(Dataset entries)
-*-
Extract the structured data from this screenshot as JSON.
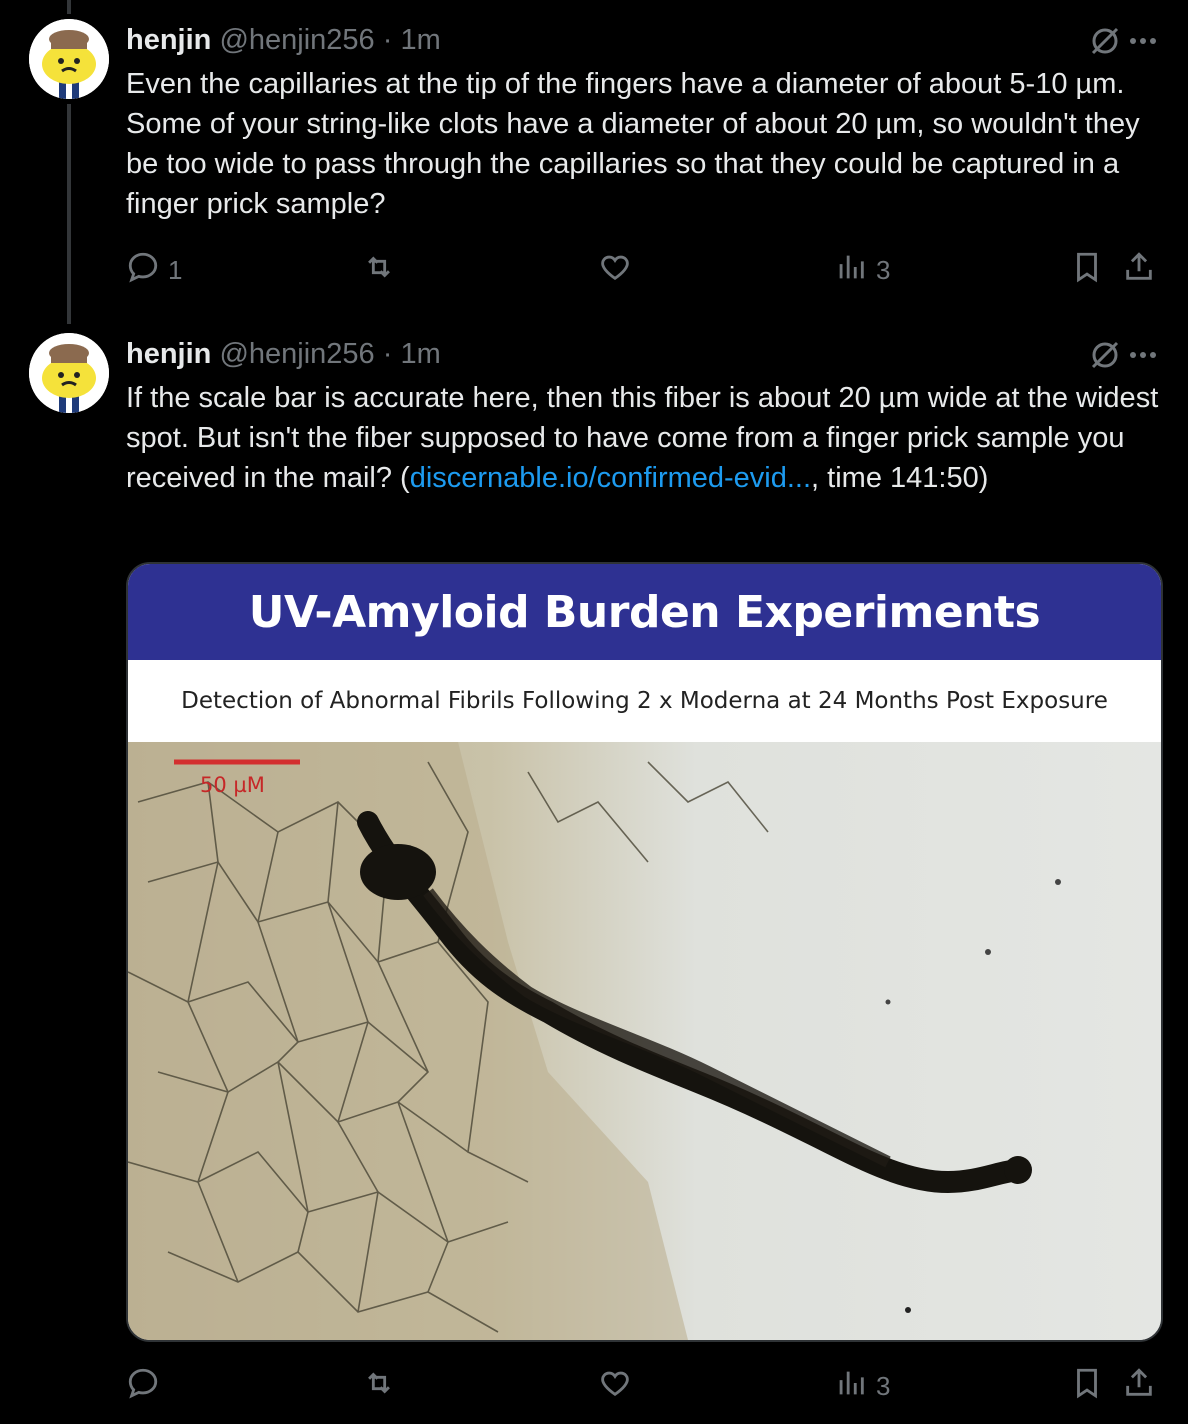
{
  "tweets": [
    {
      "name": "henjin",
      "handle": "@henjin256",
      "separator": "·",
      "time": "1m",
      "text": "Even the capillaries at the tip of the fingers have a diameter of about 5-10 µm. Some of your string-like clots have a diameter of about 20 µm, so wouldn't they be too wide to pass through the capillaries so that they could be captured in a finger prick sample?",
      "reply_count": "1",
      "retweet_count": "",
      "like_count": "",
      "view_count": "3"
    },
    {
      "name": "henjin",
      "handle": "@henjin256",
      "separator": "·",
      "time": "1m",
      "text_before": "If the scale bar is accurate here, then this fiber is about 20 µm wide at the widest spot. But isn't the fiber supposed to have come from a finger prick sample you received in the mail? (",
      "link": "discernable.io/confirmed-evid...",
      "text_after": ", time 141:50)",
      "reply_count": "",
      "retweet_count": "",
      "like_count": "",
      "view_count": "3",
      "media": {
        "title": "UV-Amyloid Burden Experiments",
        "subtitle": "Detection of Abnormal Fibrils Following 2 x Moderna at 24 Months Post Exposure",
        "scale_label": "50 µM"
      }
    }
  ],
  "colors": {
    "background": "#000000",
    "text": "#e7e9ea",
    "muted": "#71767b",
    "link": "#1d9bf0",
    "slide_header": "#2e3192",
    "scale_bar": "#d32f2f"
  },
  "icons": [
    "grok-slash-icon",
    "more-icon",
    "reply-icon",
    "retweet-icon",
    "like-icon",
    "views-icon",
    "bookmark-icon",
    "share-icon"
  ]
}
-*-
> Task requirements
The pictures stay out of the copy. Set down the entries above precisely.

> Task result
Extract the structured data from this screenshot as JSON.
{
  "tweets": [
    {
      "name": "henjin",
      "handle": "@henjin256",
      "separator": "·",
      "time": "1m",
      "text": "Even the capillaries at the tip of the fingers have a diameter of about 5-10 µm. Some of your string-like clots have a diameter of about 20 µm, so wouldn't they be too wide to pass through the capillaries so that they could be captured in a finger prick sample?",
      "reply_count": "1",
      "retweet_count": "",
      "like_count": "",
      "view_count": "3"
    },
    {
      "name": "henjin",
      "handle": "@henjin256",
      "separator": "·",
      "time": "1m",
      "text_before": "If the scale bar is accurate here, then this fiber is about 20 µm wide at the widest spot. But isn't the fiber supposed to have come from a finger prick sample you received in the mail? (",
      "link": "discernable.io/confirmed-evid...",
      "text_after": ", time 141:50)",
      "reply_count": "",
      "retweet_count": "",
      "like_count": "",
      "view_count": "3",
      "media": {
        "title": "UV-Amyloid Burden Experiments",
        "subtitle": "Detection of Abnormal Fibrils Following 2 x Moderna at 24 Months Post Exposure",
        "scale_label": "50 µM"
      }
    }
  ],
  "colors": {
    "background": "#000000",
    "text": "#e7e9ea",
    "muted": "#71767b",
    "link": "#1d9bf0",
    "slide_header": "#2e3192",
    "scale_bar": "#d32f2f"
  },
  "icons": [
    "grok-slash-icon",
    "more-icon",
    "reply-icon",
    "retweet-icon",
    "like-icon",
    "views-icon",
    "bookmark-icon",
    "share-icon"
  ]
}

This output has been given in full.